We present another experience in other trek to Machu Picchu that you can enjoy and travel.
And starts like this:
"Are you ready for the Lares trek?” asked Edwin, our guide and life saver for the days ahead. Beneath the enthusiastic demeanour was a hint of worry. Well, he had every reason to be worried. We were no outdoorsy group, but a family of 4 consisting of a 61 year old dad, a 58 year old mom and 2 young and lazy city dwellers whose idea of ‘pushing our bodies’ limits’ simply means staying up till 3 a.m and darting our eyeballs over a 13-inch screen. So, what on Earth were we doing here? Well, I think the Incan Gods wanted to give us a shove into the great wilderness and thought we looked endearing stumbling through high altitudes one minute and gushing over unadulterated beauty the next.

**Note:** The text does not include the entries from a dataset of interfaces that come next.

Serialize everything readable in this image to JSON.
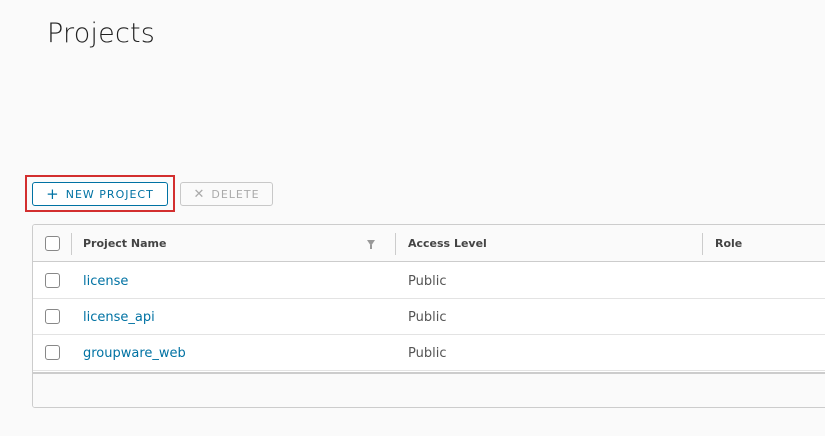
{
  "page": {
    "title": "Projects"
  },
  "toolbar": {
    "new_project_label": "NEW PROJECT",
    "delete_label": "DELETE",
    "highlight_color": "#d32f2f",
    "accent_color": "#0072a3"
  },
  "table": {
    "columns": [
      "Project Name",
      "Access Level",
      "Role"
    ],
    "rows": [
      {
        "name": "license",
        "access": "Public",
        "role": ""
      },
      {
        "name": "license_api",
        "access": "Public",
        "role": ""
      },
      {
        "name": "groupware_web",
        "access": "Public",
        "role": ""
      }
    ]
  },
  "icons": {
    "new_project": "plus-icon",
    "delete": "close-icon",
    "filter": "filter-icon"
  }
}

The Lares Trek is often seen as a scenic alternative trek for those who couldn’t get the limited permits to trek the Inca Trail due to their lack of foresight and a chronic habit of procrastination. (Excuse me while I smile coyly at the floor) Though Google suggests that the Lares Trek is easier, Edwin the guide insists that it is in fact more challenging and higher in altitude at 4400m above sea level. I have a feeling that he wanted to make us feel better about our sorry state, but I guess the only way to find out is to hike the Inca Trail. After having survived an adventure of a lifetime, I dare say that the Lares Trek is greatly underrated. The sheer isolation (that can never be experienced on the Inca Trail) and the beauty that assaulted our senses were simply far beyond what I could imagine.
The first day of the trek had us walking in the valley and meeting the cutest animals in the world-llamas, alpacas, sheep and handsome mountain dogs. We crossed little streams and were awed by the sheer strength of the villagers who lived in a rather difficult environment. Did I just see a woman in a full skirt and sandals grab a llama in one arm and walk along a steep hill?. Yes I did, and my North Face gear and I wilted in shame. As night fell, all that was between us and the freezing cold, the Milky Way, and aliens was the tent put together by our amazing trekking crew who must have attained enlightenment numerous times while waiting for us to arrive at camp. And imagine waking up to sheep and llamas walking by in great haste as you sip coca tea and wonder if you’d fall victim to Altitude Sickness. I escaped while my mom and brother battled with dizziness and breathlessness. But I’m glad we made it, for the second day was a day I’d never forget.
As we crawled our way up steeper slopes, past numerous lakes and inched our way closer to the glaciers, the Gods decided to press the buttons on Hailstorm and Strong Winds for some added flavour, right at the top of a 4400 m mountain pass. With ponchos barely standing against the gusts of wind and hailstones attacking our faces in a frenzy, there was a moment where I could do nothing but be in the moment, breathe, and put one foot in front of another.
At the end of the day, as they say, everything will be alright. When the sun decided to grace itself once more, peeping behind the glaciers and illuminating the emerald lake, I got reminded again that this was the reason I was here. To be awestruck, to be tested, to be humbled, and then to be rewarded with the littlest gestures from Mother Earth. There is a great world that exists beyond the 13-inch screen.
We arrived on the third day at the Lares hot springs where we soaked our muscles to bliss before the drive to Ollantaytambo and a short train ride to Aguas Caliente, the town of Machu Picchu. While the Inca Trail is the only trail where you arrive in Machu Picchu by foot, the Lares Trek was an authentic and off the beaten path to the home of the lost civilization. And what a sight to behold, Machu Picchu!
Practical Information about The Lares Trek: Trekking Company We did our trek with Enigma, a fantabulous adventure trekking company who made sure we were in great hands. It’s slightly pricier than other companies, but you get what you pay for. Imagine having fresh food at the end of the day prepared by the chef, not instant soup.